* YOUR GOAL
The answer must be a single number: the count of lines in the records below that contain the word "title".

Segment Open

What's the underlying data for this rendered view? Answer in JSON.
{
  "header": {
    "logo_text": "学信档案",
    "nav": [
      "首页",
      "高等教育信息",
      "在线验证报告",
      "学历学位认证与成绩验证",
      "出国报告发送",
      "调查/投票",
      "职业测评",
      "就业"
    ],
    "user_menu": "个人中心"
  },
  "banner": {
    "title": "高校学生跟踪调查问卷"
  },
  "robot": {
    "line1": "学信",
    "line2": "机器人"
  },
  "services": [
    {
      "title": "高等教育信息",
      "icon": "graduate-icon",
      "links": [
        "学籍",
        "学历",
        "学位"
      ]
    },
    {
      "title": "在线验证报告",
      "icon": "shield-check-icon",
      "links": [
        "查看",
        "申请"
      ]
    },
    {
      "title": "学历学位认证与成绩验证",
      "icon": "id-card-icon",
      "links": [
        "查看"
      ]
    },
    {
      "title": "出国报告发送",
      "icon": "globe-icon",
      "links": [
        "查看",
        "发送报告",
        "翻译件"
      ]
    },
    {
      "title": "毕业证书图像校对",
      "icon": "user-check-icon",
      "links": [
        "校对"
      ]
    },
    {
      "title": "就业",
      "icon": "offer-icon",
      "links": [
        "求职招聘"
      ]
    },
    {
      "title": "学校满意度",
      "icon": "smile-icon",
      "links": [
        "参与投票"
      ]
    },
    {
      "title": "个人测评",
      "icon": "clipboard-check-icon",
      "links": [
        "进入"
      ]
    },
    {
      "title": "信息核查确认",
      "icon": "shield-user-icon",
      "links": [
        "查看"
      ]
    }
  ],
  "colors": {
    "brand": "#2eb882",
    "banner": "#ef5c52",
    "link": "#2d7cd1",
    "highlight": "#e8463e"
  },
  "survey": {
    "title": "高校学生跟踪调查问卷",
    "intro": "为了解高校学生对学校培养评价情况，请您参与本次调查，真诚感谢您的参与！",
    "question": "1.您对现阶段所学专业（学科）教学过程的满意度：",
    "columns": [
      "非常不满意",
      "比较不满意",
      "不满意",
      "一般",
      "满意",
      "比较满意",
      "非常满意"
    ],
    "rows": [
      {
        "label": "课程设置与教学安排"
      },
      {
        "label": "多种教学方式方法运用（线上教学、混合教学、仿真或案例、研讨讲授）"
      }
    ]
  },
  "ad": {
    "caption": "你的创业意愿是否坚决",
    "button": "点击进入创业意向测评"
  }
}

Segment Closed

* OUTPUT BELOW
11